* **Exercise aim**: From the records that follow, copy every line that contains the word "icon".

* **Records to process**:
--- --- ---

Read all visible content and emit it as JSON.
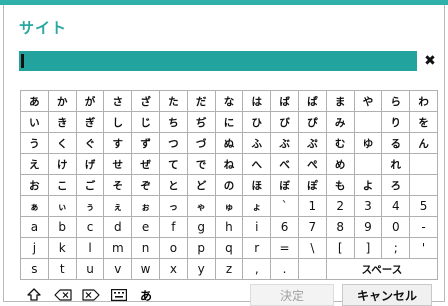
{
  "dialog": {
    "title": "サイト"
  },
  "input": {
    "value": ""
  },
  "keyboard": {
    "rows": [
      [
        "あ",
        "か",
        "が",
        "さ",
        "ざ",
        "た",
        "だ",
        "な",
        "は",
        "ば",
        "ぱ",
        "ま",
        "や",
        "ら",
        "わ"
      ],
      [
        "い",
        "き",
        "ぎ",
        "し",
        "じ",
        "ち",
        "ぢ",
        "に",
        "ひ",
        "び",
        "ぴ",
        "み",
        "",
        "り",
        "を"
      ],
      [
        "う",
        "く",
        "ぐ",
        "す",
        "ず",
        "つ",
        "づ",
        "ぬ",
        "ふ",
        "ぶ",
        "ぷ",
        "む",
        "ゆ",
        "る",
        "ん"
      ],
      [
        "え",
        "け",
        "げ",
        "せ",
        "ぜ",
        "て",
        "で",
        "ね",
        "へ",
        "べ",
        "ぺ",
        "め",
        "",
        "れ",
        ""
      ],
      [
        "お",
        "こ",
        "ご",
        "そ",
        "ぞ",
        "と",
        "ど",
        "の",
        "ほ",
        "ぼ",
        "ぽ",
        "も",
        "よ",
        "ろ",
        ""
      ],
      [
        "ぁ",
        "ぃ",
        "ぅ",
        "ぇ",
        "ぉ",
        "っ",
        "ゃ",
        "ゅ",
        "ょ",
        "`",
        "1",
        "2",
        "3",
        "4",
        "5"
      ],
      [
        "a",
        "b",
        "c",
        "d",
        "e",
        "f",
        "g",
        "h",
        "i",
        "6",
        "7",
        "8",
        "9",
        "0",
        "-"
      ],
      [
        "j",
        "k",
        "l",
        "m",
        "n",
        "o",
        "p",
        "q",
        "r",
        "=",
        "\\",
        "[",
        "]",
        ";",
        "'"
      ],
      [
        "s",
        "t",
        "u",
        "v",
        "w",
        "x",
        "y",
        "z",
        ",",
        "."
      ]
    ],
    "space_label": "スペース"
  },
  "toolbar": {
    "shift_icon": "shift-icon",
    "backspace_icon": "backspace-icon",
    "delete_icon": "delete-icon",
    "keyboard_icon": "keyboard-icon",
    "mode_label": "あ",
    "confirm_label": "決定",
    "cancel_label": "キャンセル"
  },
  "colors": {
    "accent": "#2aa7a0",
    "top_bar": "#2fb0a9"
  }
}
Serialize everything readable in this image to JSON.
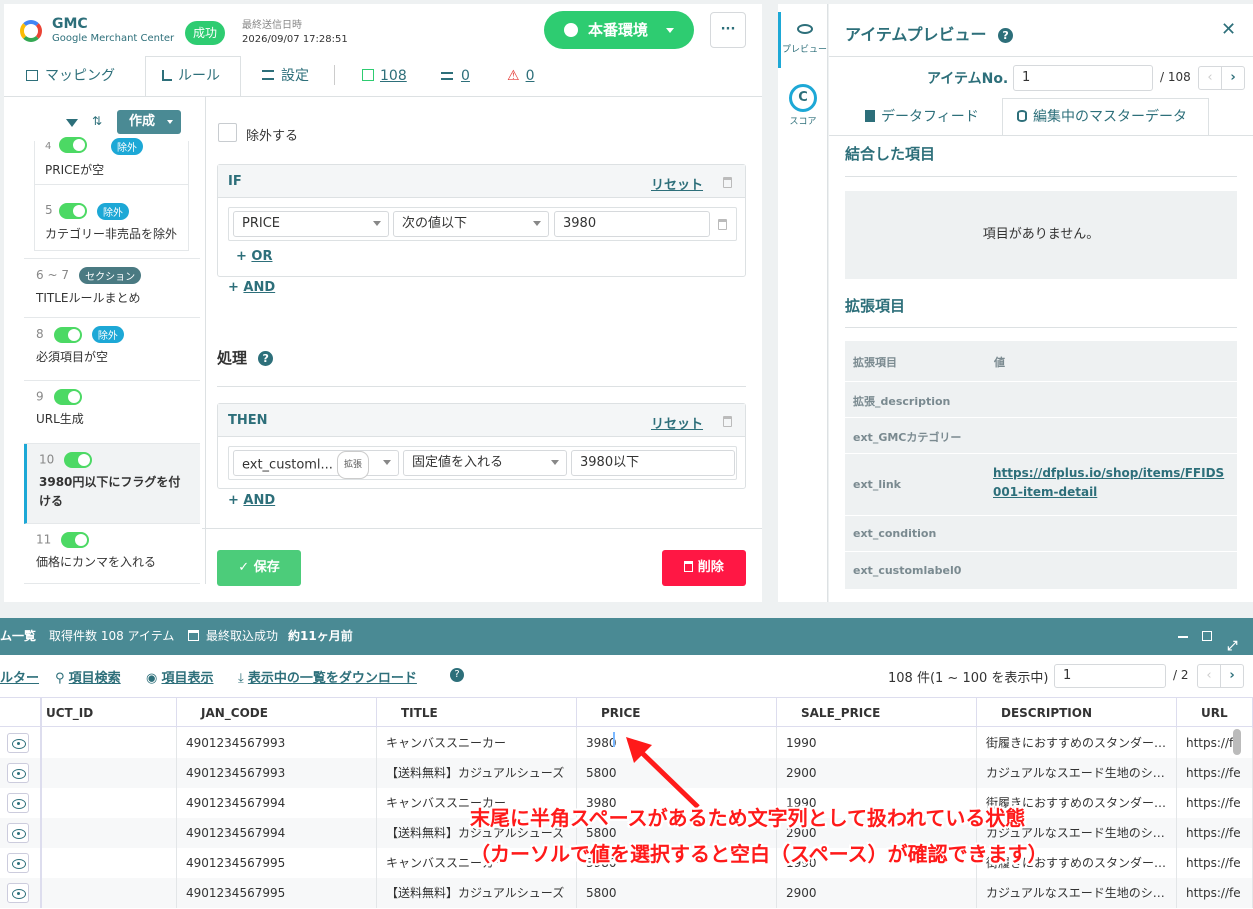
{
  "header": {
    "app_name": "GMC",
    "app_sub": "Google Merchant Center",
    "status_badge": "成功",
    "last_sent_label": "最終送信日時",
    "last_sent_value": "2026/09/07 17:28:51",
    "env_button": "本番環境",
    "more": "···",
    "tabs": [
      "マッピング",
      "ルール",
      "設定"
    ],
    "count_ok": "108",
    "count_x": "0",
    "count_warn": "0"
  },
  "rules_list": {
    "create_label": "作成",
    "items": [
      {
        "num": "4",
        "badge": "除外",
        "label": "PRICEが空"
      },
      {
        "num": "5",
        "badge": "除外",
        "label": "カテゴリー非売品を除外"
      },
      {
        "num": "6 ~ 7",
        "badge": "セクション",
        "label": "TITLEルールまとめ"
      },
      {
        "num": "8",
        "badge": "除外",
        "label": "必須項目が空"
      },
      {
        "num": "9",
        "badge": "",
        "label": "URL生成"
      },
      {
        "num": "10",
        "badge": "",
        "label": "3980円以下にフラグを付ける"
      },
      {
        "num": "11",
        "badge": "",
        "label": "価格にカンマを入れる"
      }
    ]
  },
  "rule_editor": {
    "exclude_label": "除外する",
    "if_label": "IF",
    "reset": "リセット",
    "cond_field": "PRICE",
    "cond_op": "次の値以下",
    "cond_value": "3980",
    "or_label": "OR",
    "and_label": "AND",
    "process_label": "処理",
    "then_label": "THEN",
    "then_field": "ext_customl...",
    "then_badge": "拡張",
    "then_op": "固定値を入れる",
    "then_value": "3980以下",
    "save": "保存",
    "delete": "削除"
  },
  "side_tabs": {
    "preview": "プレビュー",
    "score": "スコア"
  },
  "preview": {
    "title": "アイテムプレビュー",
    "item_no_label": "アイテムNo.",
    "item_no_value": "1",
    "item_total": "/ 108",
    "tab_feed": "データフィード",
    "tab_master": "編集中のマスターデータ",
    "joined_title": "結合した項目",
    "no_items": "項目がありません。",
    "ext_title": "拡張項目",
    "ext_head_key": "拡張項目",
    "ext_head_val": "値",
    "ext_rows": [
      {
        "k": "拡張_description",
        "v": ""
      },
      {
        "k": "ext_GMCカテゴリー",
        "v": ""
      },
      {
        "k": "ext_link",
        "v": "https://dfplus.io/shop/items/FFIDS001-item-detail"
      },
      {
        "k": "ext_condition",
        "v": ""
      },
      {
        "k": "ext_customlabel0",
        "v": ""
      }
    ]
  },
  "item_list": {
    "title": "ム一覧",
    "count_text": "取得件数 108 アイテム",
    "last_import": "最終取込成功",
    "last_import_ago": "約11ヶ月前",
    "filter": "ルター",
    "search": "項目検索",
    "display": "項目表示",
    "download": "表示中の一覧をダウンロード",
    "paging_text": "108 件(1 ~ 100 を表示中)",
    "page_value": "1",
    "page_total": "/ 2",
    "columns": [
      "UCT_ID",
      "JAN_CODE",
      "TITLE",
      "PRICE",
      "SALE_PRICE",
      "DESCRIPTION",
      "URL"
    ],
    "rows": [
      [
        "",
        "4901234567993",
        "キャンバススニーカー",
        "3980",
        "1990",
        "街履きにおすすめのスタンダー…",
        "https://fe"
      ],
      [
        "",
        "4901234567993",
        "【送料無料】カジュアルシューズ",
        "5800",
        "2900",
        "カジュアルなスエード生地のシ…",
        "https://fe"
      ],
      [
        "",
        "4901234567994",
        "キャンバススニーカー",
        "3980",
        "1990",
        "街履きにおすすめのスタンダー…",
        "https://fe"
      ],
      [
        "",
        "4901234567994",
        "【送料無料】カジュアルシューズ",
        "5800",
        "2900",
        "カジュアルなスエード生地のシ…",
        "https://fe"
      ],
      [
        "",
        "4901234567995",
        "キャンバススニーカー",
        "3980",
        "1990",
        "街履きにおすすめのスタンダー…",
        "https://fe"
      ],
      [
        "",
        "4901234567995",
        "【送料無料】カジュアルシューズ",
        "5800",
        "2900",
        "カジュアルなスエード生地のシ…",
        "https://fe"
      ]
    ]
  },
  "annotation": {
    "line1": "末尾に半角スペースがあるため文字列として扱われている状態",
    "line2": "（カーソルで値を選択すると空白（スペース）が確認できます）"
  },
  "colors": {
    "teal": "#4a8a94",
    "green": "#2ecc71",
    "red": "#ff1744",
    "accent": "#2d6f7a"
  }
}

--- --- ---

* **Response to this task**:
    "shift_icon": "shift-icon",
    "backspace_icon": "backspace-icon",
    "delete_icon": "delete-icon",
    "keyboard_icon": "keyboard-icon",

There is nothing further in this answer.